Task statement: Would you restate the listing word for word, with the images omitted?

───

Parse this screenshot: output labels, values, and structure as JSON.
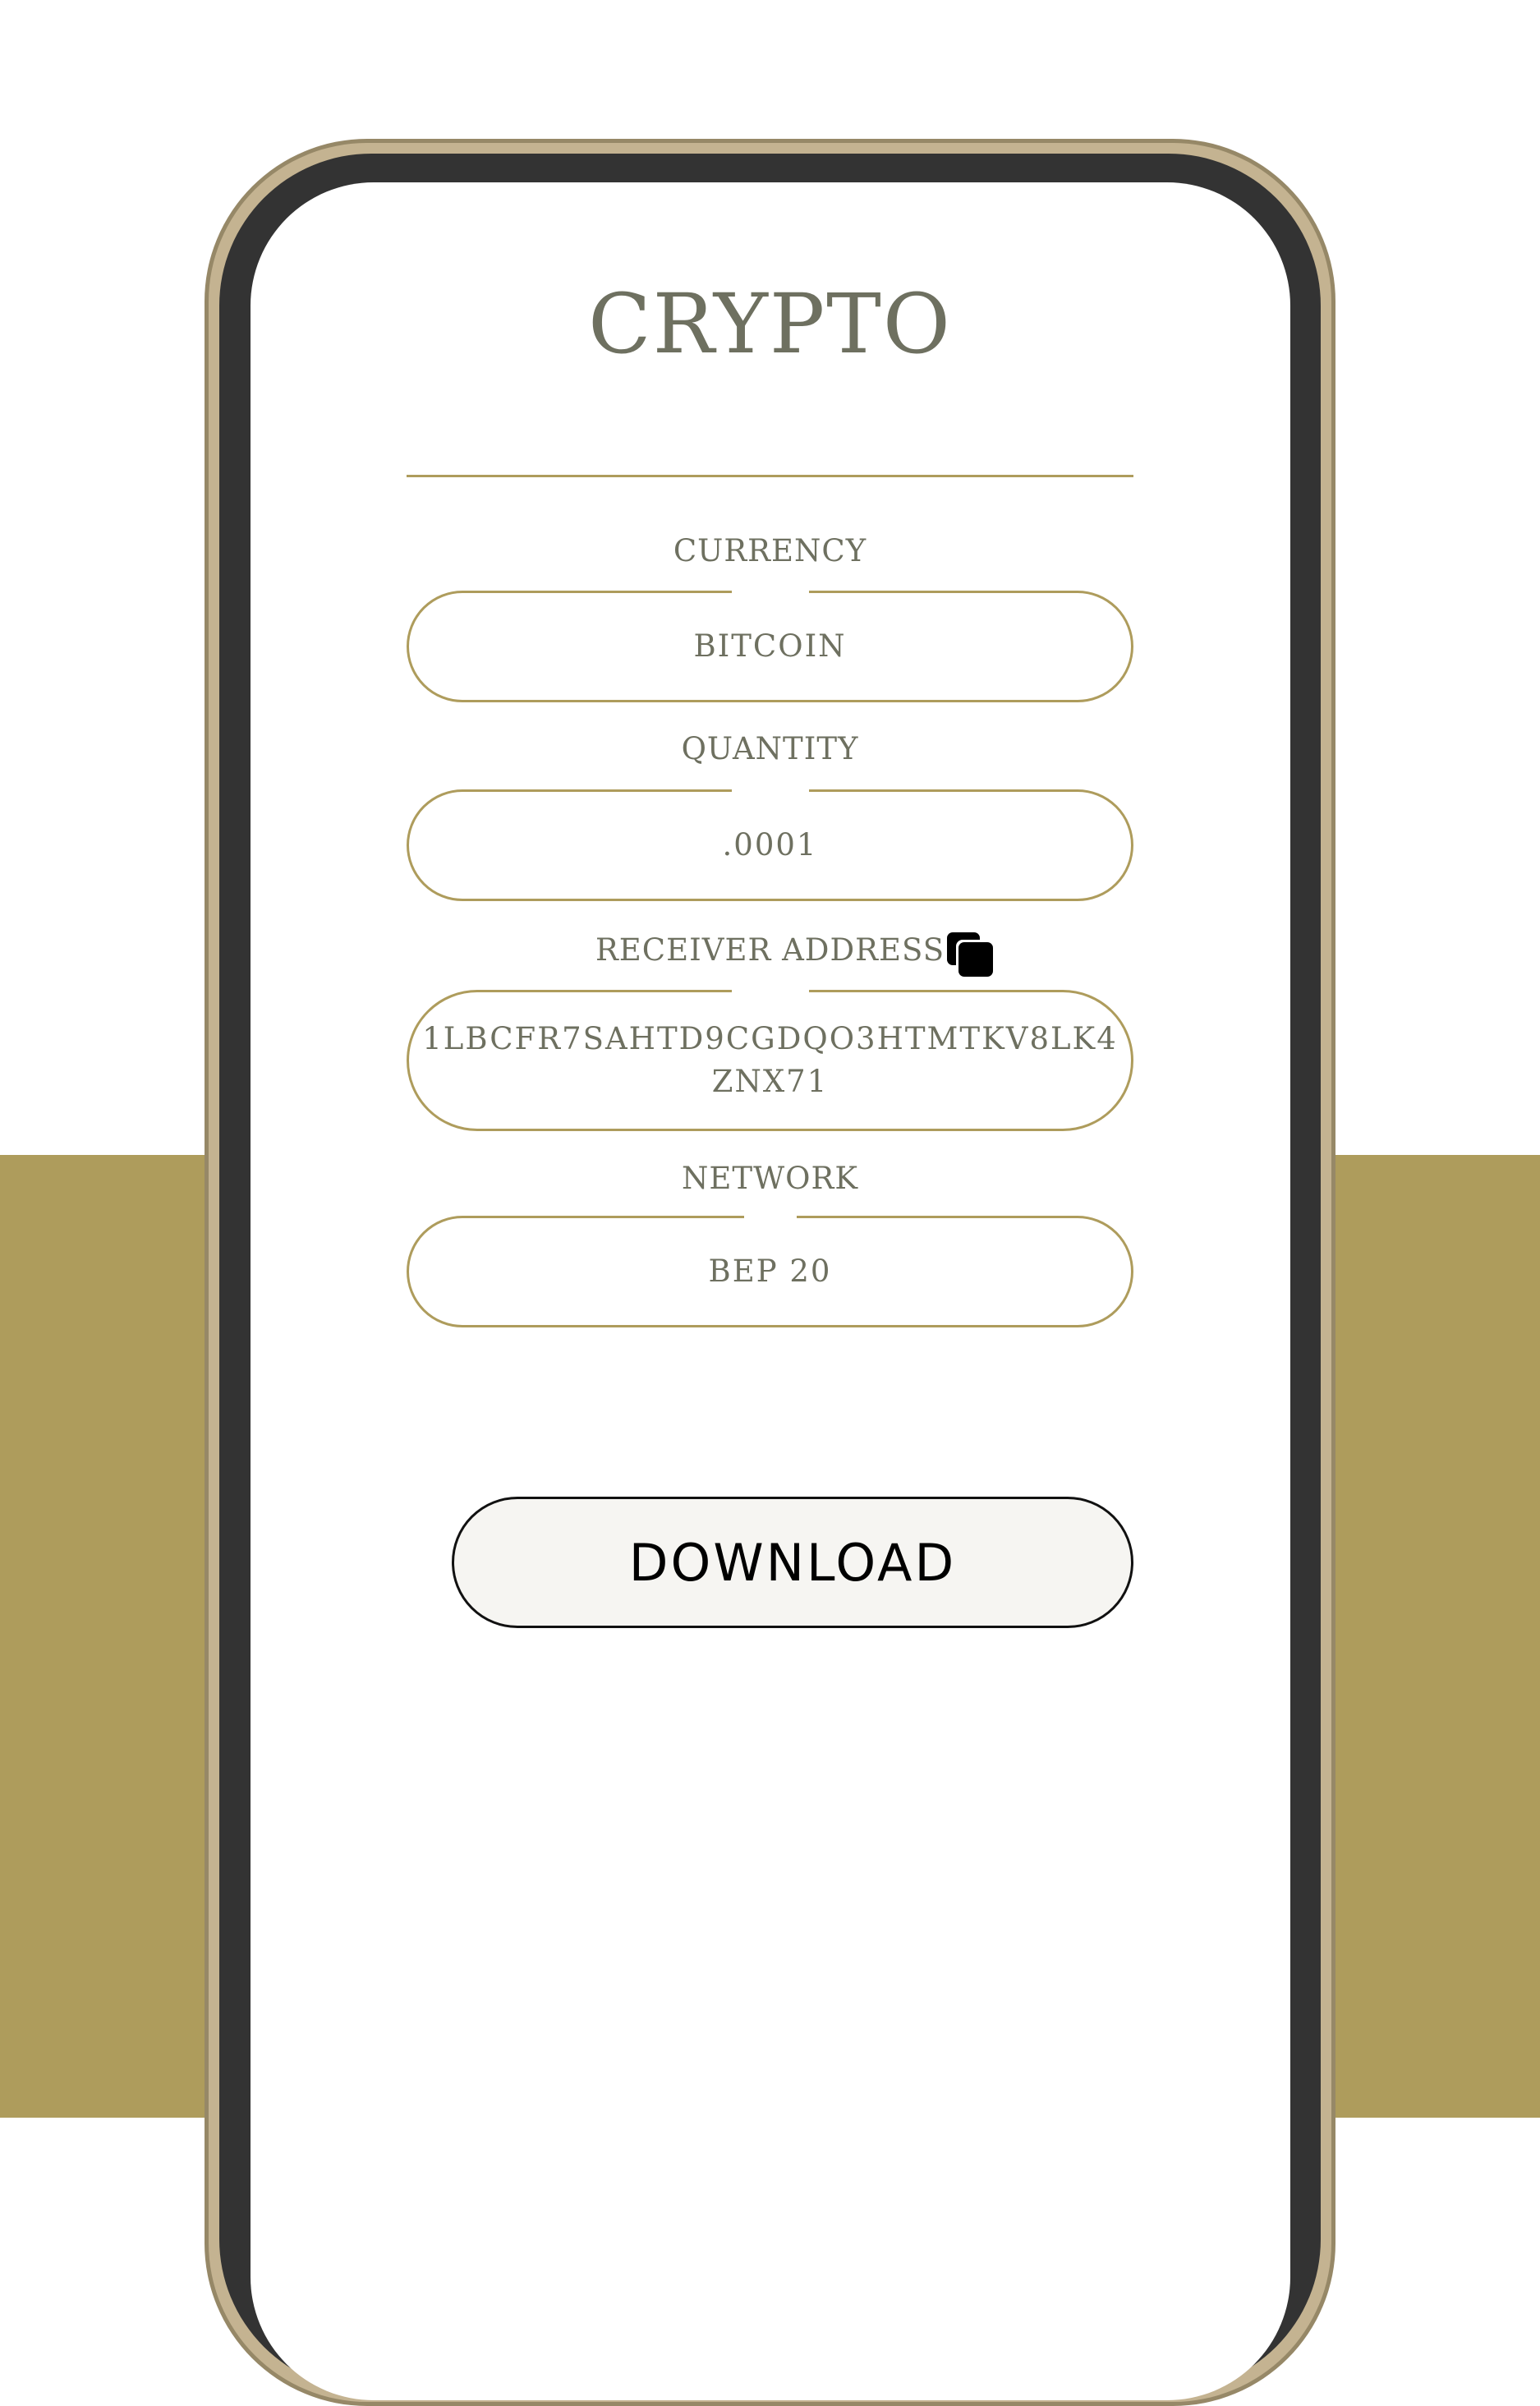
{
  "header": {
    "title": "CRYPTO"
  },
  "form": {
    "currency": {
      "label": "CURRENCY",
      "value": "BITCOIN"
    },
    "quantity": {
      "label": "QUANTITY",
      "value": ".0001"
    },
    "receiver_address": {
      "label": "RECEIVER ADDRESS",
      "value_line1": "1LBCFR7SAHTD9CGDQO3HTMTKV8LK4",
      "value_line2": "ZNX71",
      "copy_icon": "copy-icon"
    },
    "network": {
      "label": "NETWORK",
      "value": "BEP 20"
    }
  },
  "actions": {
    "download_label": "DOWNLOAD"
  },
  "colors": {
    "accent": "#ae9c5c",
    "text": "#6e7060",
    "bezel": "#333333",
    "frame": "#968867",
    "button_bg": "#f6f5f2"
  }
}
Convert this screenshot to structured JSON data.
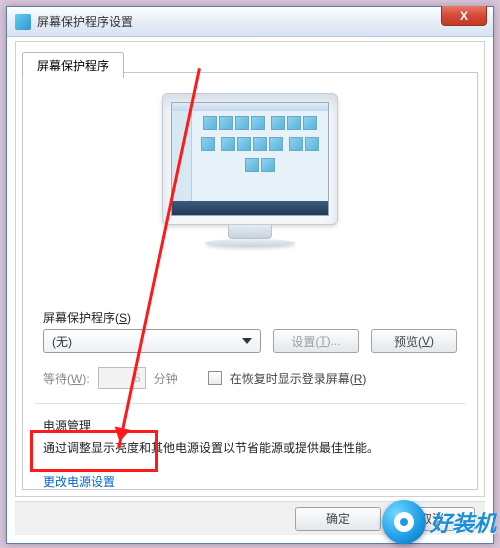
{
  "window": {
    "title": "屏幕保护程序设置",
    "close_label": "X"
  },
  "tab": {
    "label": "屏幕保护程序"
  },
  "screensaver": {
    "section_label_pre": "屏幕保护程序(",
    "section_key": "S",
    "section_label_post": ")",
    "selected": "(无)",
    "settings_btn_pre": "设置(",
    "settings_key": "T",
    "settings_btn_post": ")...",
    "preview_btn_pre": "预览(",
    "preview_key": "V",
    "preview_btn_post": ")",
    "wait_label_pre": "等待(",
    "wait_key": "W",
    "wait_label_post": "):",
    "wait_value": "5",
    "wait_unit": "分钟",
    "resume_label_pre": "在恢复时显示登录屏幕(",
    "resume_key": "R",
    "resume_label_post": ")"
  },
  "power": {
    "section_label": "电源管理",
    "desc": "通过调整显示亮度和其他电源设置以节省能源或提供最佳性能。",
    "link": "更改电源设置"
  },
  "buttons": {
    "ok": "确定",
    "cancel": "取消"
  },
  "watermark": {
    "text": "好装机"
  }
}
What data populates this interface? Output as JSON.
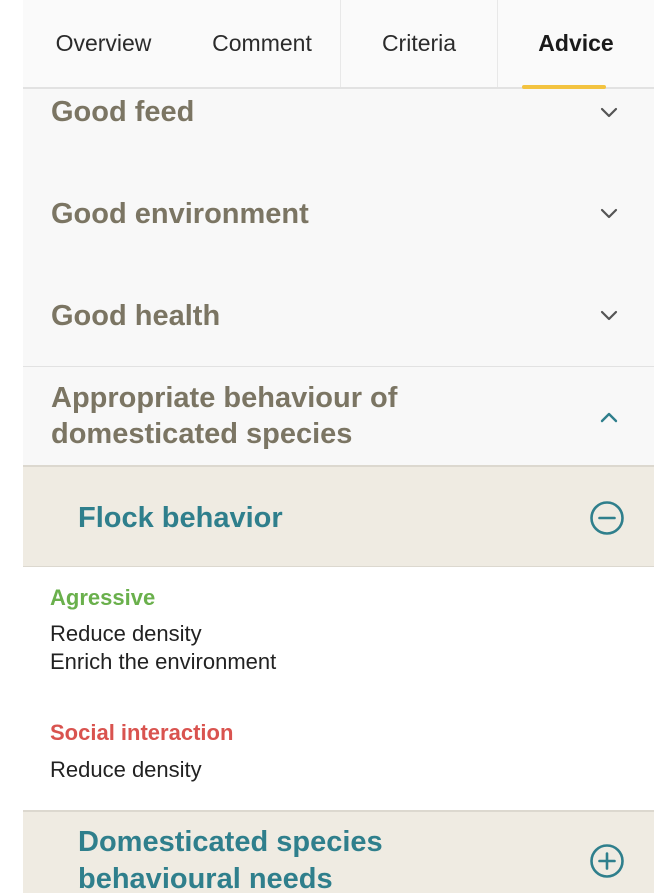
{
  "tabs": [
    {
      "label": "Overview",
      "active": false
    },
    {
      "label": "Comment",
      "active": false
    },
    {
      "label": "Criteria",
      "active": false
    },
    {
      "label": "Advice",
      "active": true
    }
  ],
  "colors": {
    "accent_underline": "#f3c340",
    "section_title": "#7b7563",
    "sub_title": "#2f7f8c",
    "sub_background": "#efebe2",
    "category_green": "#6ab04c",
    "category_red": "#d9534f"
  },
  "sections": [
    {
      "title": "Good feed",
      "expanded": false,
      "icon": "chevron-down-icon"
    },
    {
      "title": "Good environment",
      "expanded": false,
      "icon": "chevron-down-icon"
    },
    {
      "title": "Good health",
      "expanded": false,
      "icon": "chevron-down-icon"
    },
    {
      "title_lines": [
        "Appropriate behaviour of",
        "domesticated species"
      ],
      "expanded": true,
      "icon": "chevron-up-icon"
    }
  ],
  "subsections": [
    {
      "title": "Flock behavior",
      "expanded": true,
      "icon": "minus-circle-icon",
      "advice": [
        {
          "category": "Agressive",
          "items": [
            "Reduce density",
            "Enrich the environment"
          ]
        },
        {
          "category": "Social interaction",
          "items": [
            "Reduce density"
          ]
        }
      ]
    },
    {
      "title_lines": [
        "Domesticated species",
        "behavioural needs"
      ],
      "expanded": false,
      "icon": "plus-circle-icon"
    }
  ]
}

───

Expected answer:
Parse this screenshot: output labels, values, and structure as JSON.
{
  "header": {
    "title": "CRYPTO"
  },
  "form": {
    "currency": {
      "label": "CURRENCY",
      "value": "BITCOIN"
    },
    "quantity": {
      "label": "QUANTITY",
      "value": ".0001"
    },
    "receiver_address": {
      "label": "RECEIVER ADDRESS",
      "value_line1": "1LBCFR7SAHTD9CGDQO3HTMTKV8LK4",
      "value_line2": "ZNX71",
      "copy_icon": "copy-icon"
    },
    "network": {
      "label": "NETWORK",
      "value": "BEP 20"
    }
  },
  "actions": {
    "download_label": "DOWNLOAD"
  },
  "colors": {
    "accent": "#ae9c5c",
    "text": "#6e7060",
    "bezel": "#333333",
    "frame": "#968867",
    "button_bg": "#f6f5f2"
  }
}
Convert this screenshot to structured JSON data.
{
  "window": {
    "title": "屏幕保护程序设置",
    "close_label": "X"
  },
  "tab": {
    "label": "屏幕保护程序"
  },
  "screensaver": {
    "section_label_pre": "屏幕保护程序(",
    "section_key": "S",
    "section_label_post": ")",
    "selected": "(无)",
    "settings_btn_pre": "设置(",
    "settings_key": "T",
    "settings_btn_post": ")...",
    "preview_btn_pre": "预览(",
    "preview_key": "V",
    "preview_btn_post": ")",
    "wait_label_pre": "等待(",
    "wait_key": "W",
    "wait_label_post": "):",
    "wait_value": "5",
    "wait_unit": "分钟",
    "resume_label_pre": "在恢复时显示登录屏幕(",
    "resume_key": "R",
    "resume_label_post": ")"
  },
  "power": {
    "section_label": "电源管理",
    "desc": "通过调整显示亮度和其他电源设置以节省能源或提供最佳性能。",
    "link": "更改电源设置"
  },
  "buttons": {
    "ok": "确定",
    "cancel": "取消"
  },
  "watermark": {
    "text": "好装机"
  }
}
What data populates this interface? Output as JSON.
{
  "tabs": [
    {
      "label": "Overview",
      "active": false
    },
    {
      "label": "Comment",
      "active": false
    },
    {
      "label": "Criteria",
      "active": false
    },
    {
      "label": "Advice",
      "active": true
    }
  ],
  "colors": {
    "accent_underline": "#f3c340",
    "section_title": "#7b7563",
    "sub_title": "#2f7f8c",
    "sub_background": "#efebe2",
    "category_green": "#6ab04c",
    "category_red": "#d9534f"
  },
  "sections": [
    {
      "title": "Good feed",
      "expanded": false,
      "icon": "chevron-down-icon"
    },
    {
      "title": "Good environment",
      "expanded": false,
      "icon": "chevron-down-icon"
    },
    {
      "title": "Good health",
      "expanded": false,
      "icon": "chevron-down-icon"
    },
    {
      "title_lines": [
        "Appropriate behaviour of",
        "domesticated species"
      ],
      "expanded": true,
      "icon": "chevron-up-icon"
    }
  ],
  "subsections": [
    {
      "title": "Flock behavior",
      "expanded": true,
      "icon": "minus-circle-icon",
      "advice": [
        {
          "category": "Agressive",
          "items": [
            "Reduce density",
            "Enrich the environment"
          ]
        },
        {
          "category": "Social interaction",
          "items": [
            "Reduce density"
          ]
        }
      ]
    },
    {
      "title_lines": [
        "Domesticated species",
        "behavioural needs"
      ],
      "expanded": false,
      "icon": "plus-circle-icon"
    }
  ]
}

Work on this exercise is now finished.